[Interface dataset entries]
▽

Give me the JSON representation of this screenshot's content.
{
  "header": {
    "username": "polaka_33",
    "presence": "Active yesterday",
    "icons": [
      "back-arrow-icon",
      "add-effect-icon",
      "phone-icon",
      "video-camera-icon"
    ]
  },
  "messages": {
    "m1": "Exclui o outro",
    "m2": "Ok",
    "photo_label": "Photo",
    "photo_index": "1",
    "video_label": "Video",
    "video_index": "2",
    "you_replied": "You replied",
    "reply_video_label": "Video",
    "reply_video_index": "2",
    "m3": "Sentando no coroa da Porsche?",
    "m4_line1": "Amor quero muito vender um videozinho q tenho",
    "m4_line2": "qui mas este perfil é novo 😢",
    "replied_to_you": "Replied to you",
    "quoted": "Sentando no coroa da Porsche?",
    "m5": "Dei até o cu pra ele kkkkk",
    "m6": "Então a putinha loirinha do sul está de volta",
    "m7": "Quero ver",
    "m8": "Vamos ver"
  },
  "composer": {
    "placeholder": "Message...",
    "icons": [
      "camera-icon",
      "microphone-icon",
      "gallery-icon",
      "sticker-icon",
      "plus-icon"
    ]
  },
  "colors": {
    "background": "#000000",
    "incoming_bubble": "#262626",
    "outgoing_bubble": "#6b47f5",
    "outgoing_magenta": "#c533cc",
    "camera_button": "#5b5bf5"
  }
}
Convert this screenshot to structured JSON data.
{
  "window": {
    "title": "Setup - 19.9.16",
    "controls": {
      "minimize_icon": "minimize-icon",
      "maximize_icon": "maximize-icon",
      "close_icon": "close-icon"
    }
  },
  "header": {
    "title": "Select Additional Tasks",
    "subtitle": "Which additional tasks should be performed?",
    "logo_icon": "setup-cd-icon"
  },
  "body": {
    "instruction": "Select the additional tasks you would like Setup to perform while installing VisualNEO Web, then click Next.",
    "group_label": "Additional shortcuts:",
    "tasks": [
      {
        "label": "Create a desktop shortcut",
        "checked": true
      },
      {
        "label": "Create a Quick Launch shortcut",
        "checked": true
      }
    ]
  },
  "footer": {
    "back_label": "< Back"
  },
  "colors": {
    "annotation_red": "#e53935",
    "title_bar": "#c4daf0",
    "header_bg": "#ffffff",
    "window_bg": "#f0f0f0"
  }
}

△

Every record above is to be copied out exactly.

Give me the JSON representation of this screenshot's content.
{
  "header": {
    "username": "polaka_33",
    "presence": "Active yesterday",
    "icons": [
      "back-arrow-icon",
      "add-effect-icon",
      "phone-icon",
      "video-camera-icon"
    ]
  },
  "messages": {
    "m1": "Exclui o outro",
    "m2": "Ok",
    "photo_label": "Photo",
    "photo_index": "1",
    "video_label": "Video",
    "video_index": "2",
    "you_replied": "You replied",
    "reply_video_label": "Video",
    "reply_video_index": "2",
    "m3": "Sentando no coroa da Porsche?",
    "m4_line1": "Amor quero muito vender um videozinho q tenho",
    "m4_line2": "qui mas este perfil é novo 😢",
    "replied_to_you": "Replied to you",
    "quoted": "Sentando no coroa da Porsche?",
    "m5": "Dei até o cu pra ele kkkkk",
    "m6": "Então a putinha loirinha do sul está de volta",
    "m7": "Quero ver",
    "m8": "Vamos ver"
  },
  "composer": {
    "placeholder": "Message...",
    "icons": [
      "camera-icon",
      "microphone-icon",
      "gallery-icon",
      "sticker-icon",
      "plus-icon"
    ]
  },
  "colors": {
    "background": "#000000",
    "incoming_bubble": "#262626",
    "outgoing_bubble": "#6b47f5",
    "outgoing_magenta": "#c533cc",
    "camera_button": "#5b5bf5"
  }
}
Convert this screenshot to structured JSON data.
{
  "window": {
    "title": "Setup - 19.9.16",
    "controls": {
      "minimize_icon": "minimize-icon",
      "maximize_icon": "maximize-icon",
      "close_icon": "close-icon"
    }
  },
  "header": {
    "title": "Select Additional Tasks",
    "subtitle": "Which additional tasks should be performed?",
    "logo_icon": "setup-cd-icon"
  },
  "body": {
    "instruction": "Select the additional tasks you would like Setup to perform while installing VisualNEO Web, then click Next.",
    "group_label": "Additional shortcuts:",
    "tasks": [
      {
        "label": "Create a desktop shortcut",
        "checked": true
      },
      {
        "label": "Create a Quick Launch shortcut",
        "checked": true
      }
    ]
  },
  "footer": {
    "back_label": "< Back"
  },
  "colors": {
    "annotation_red": "#e53935",
    "title_bar": "#c4daf0",
    "header_bg": "#ffffff",
    "window_bg": "#f0f0f0"
  }
}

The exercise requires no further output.